Dr. Sweatman is working to create new research and policy capabilities to address the broader challenges of safety, mobility, energy and greenhouse emissions; he is also helping to develop new research fields assisting the transition from todays automotive industry to the transportation industries of the future. Dr. Sweatmans current research interests include intelligent transportation systems (ITS) and vehicle electrification.
In January 2010 Dr. Sweatman was appointed by Transportation Secretary LaHood to the U.S. Department of Transportations ITS Advisory Committee. Dr. Sweatman currently serves on the ITS America Board of Directors and chairs the ITS America Safety Forum. He is a past president of ITS Michigan. He serves on the SAE Truck and Bus Council, and as editor of the International Journal of Commercial Vehicles. In 2006, he served on the National Academies Review of USDOT Strategic Plan for Transportation Research and Technology. He is a past member of the Ford Global Citizenship Review Committee.
Dr. Sweatman is an international leader in the scientific field of heavy-vehicle-infrastructure interaction. He is a strong advocate for performance-based standards (PBS) as an improved method for regulating heavy vehicles. His work has been influential in developing truck size and weight evaluation tools for the Federal Highway Administration and the world's first comprehensive PBS regulatory regime for Australia. He chaired the landmark DIVINE study of vehicle-infrastructure interaction for the Organization for Economic cooperation and Development (OECD) and is a past president of the International Forum for Road Transport Technology.
Dr. Sweatman's research has crossed the boundaries of traditional engineering disciplines and his work has been widely recognized in the fields of vehicle design and engineering, vehicle safety, road safety, driver performance, highway condition monitoring, heavy vehicle standards and regulations, and transport economics and policy. He has a strong interest in advanced safety systems which help drivers to avoid crashes, and in communication technology which will not only prevent crashes but also improve traffic flow. He is the author of numerous articles and technical reports and has presented extensively at international conferences and meetings.
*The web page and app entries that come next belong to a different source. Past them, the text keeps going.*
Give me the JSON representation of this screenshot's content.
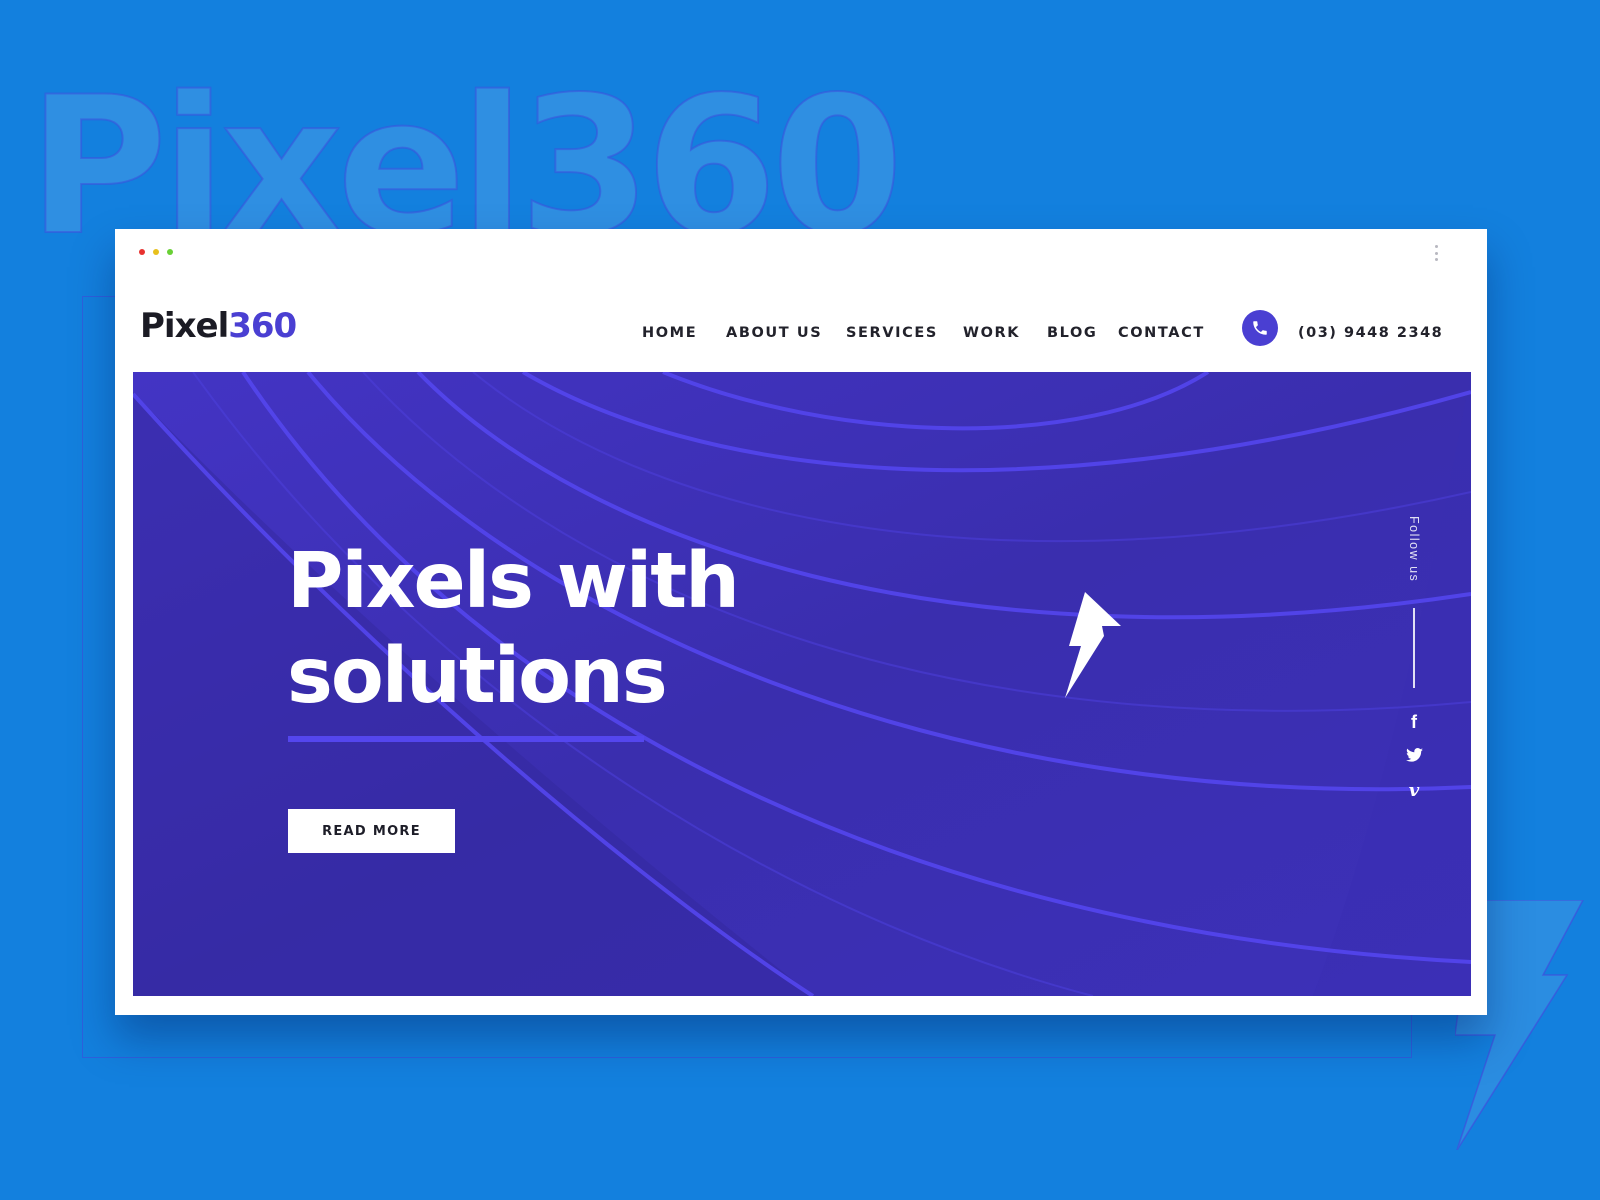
{
  "background": {
    "watermark_text": "Pixel360",
    "color": "#1380de"
  },
  "browser_window": {
    "traffic_lights": [
      "#e8322f",
      "#e8c01c",
      "#69d035"
    ],
    "menu_icon": "kebab-icon"
  },
  "header": {
    "logo": {
      "part1": "Pixel",
      "part2": "360"
    },
    "nav": [
      {
        "label": "HOME"
      },
      {
        "label": "ABOUT US"
      },
      {
        "label": "SERVICES"
      },
      {
        "label": "WORK"
      },
      {
        "label": "BLOG"
      },
      {
        "label": "CONTACT"
      }
    ],
    "phone_icon": "phone-icon",
    "phone": "(03) 9448 2348"
  },
  "hero": {
    "title_line1": "Pixels with",
    "title_line2": "solutions",
    "cta_label": "READ MORE",
    "center_icon": "lightning-bolt-icon",
    "follow_label": "Follow us",
    "social": [
      {
        "name": "facebook-icon",
        "glyph": "f"
      },
      {
        "name": "twitter-icon",
        "glyph": ""
      },
      {
        "name": "vimeo-icon",
        "glyph": "v"
      }
    ]
  },
  "colors": {
    "accent": "#4a3fd2",
    "hero_bg": "#3b2fb2",
    "hero_stripe": "#5446ee",
    "text_dark": "#22222b"
  }
}
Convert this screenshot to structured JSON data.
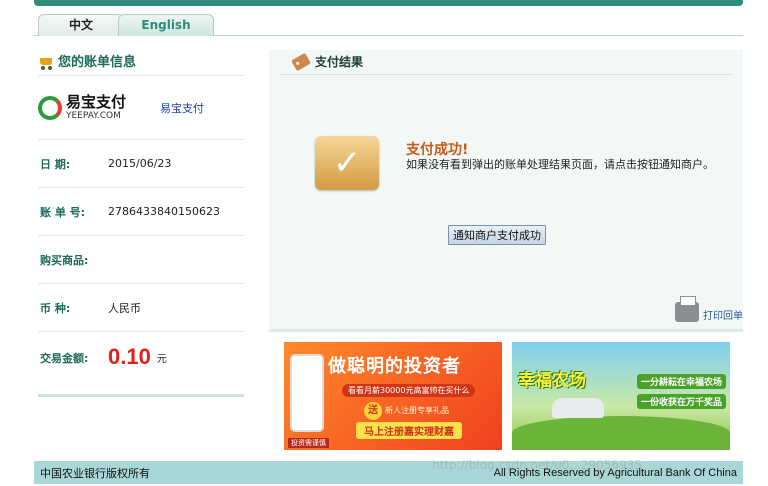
{
  "tabs": [
    {
      "label": "中文",
      "active": true
    },
    {
      "label": "English",
      "active": false
    }
  ],
  "bill": {
    "title": "您的账单信息",
    "brand_logo_cn": "易宝支付",
    "brand_logo_en": "YEEPAY.COM",
    "brand_name": "易宝支付",
    "date_label": "日 期:",
    "date_value": "2015/06/23",
    "order_label": "账 单 号:",
    "order_value": "2786433840150623",
    "goods_label": "购买商品:",
    "goods_value": "",
    "currency_label": "币 种:",
    "currency_value": "人民币",
    "amount_label": "交易金额:",
    "amount_value": "0.10",
    "amount_unit": "元"
  },
  "result": {
    "title": "支付结果",
    "success_title": "支付成功!",
    "success_desc": "如果没有看到弹出的账单处理结果页面，请点击按钮通知商户。",
    "notify_button": "通知商户支付成功",
    "print_label": "打印回单"
  },
  "ads": {
    "ad1_headline": "做聪明的投资者",
    "ad1_sub": "看看月薪30000元高富帅在买什么",
    "ad1_send_badge": "送",
    "ad1_send_text": "新人注册专享礼品",
    "ad1_cta": "马上注册嘉实理财嘉",
    "ad1_foot": "投资需谨慎",
    "ad2_headline": "幸福农场",
    "ad2_line1": "一分耕耘在幸福农场",
    "ad2_line2": "一份收获在万千奖品"
  },
  "footer": {
    "left": "中国农业银行版权所有",
    "right": "All Rights Reserved by Agricultural Bank Of China"
  },
  "watermark": "http://blog.csdn.net/u0...29056935",
  "colors": {
    "brand_green": "#2e8c7a",
    "amount_red": "#e0211b",
    "success_orange": "#c85a1a",
    "footer_bg": "#a9d6d6"
  }
}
Dr Sweatman was appointed UMTRI director in September 2004. He came to UMTRI after a successful career in transportation research and development in his native Australia working in both the private and public sectors - and with extensive international experience. Dr. Sweatman was elected to the Australian Academy of Technological Sciences and Engineering in 1997, and was awarded the Centenary Medal in 2002 by the Prime Minister of Australia for service to Australian society in transportation engineering. He was named Australian Freight Industry Personality of the Year in 2004.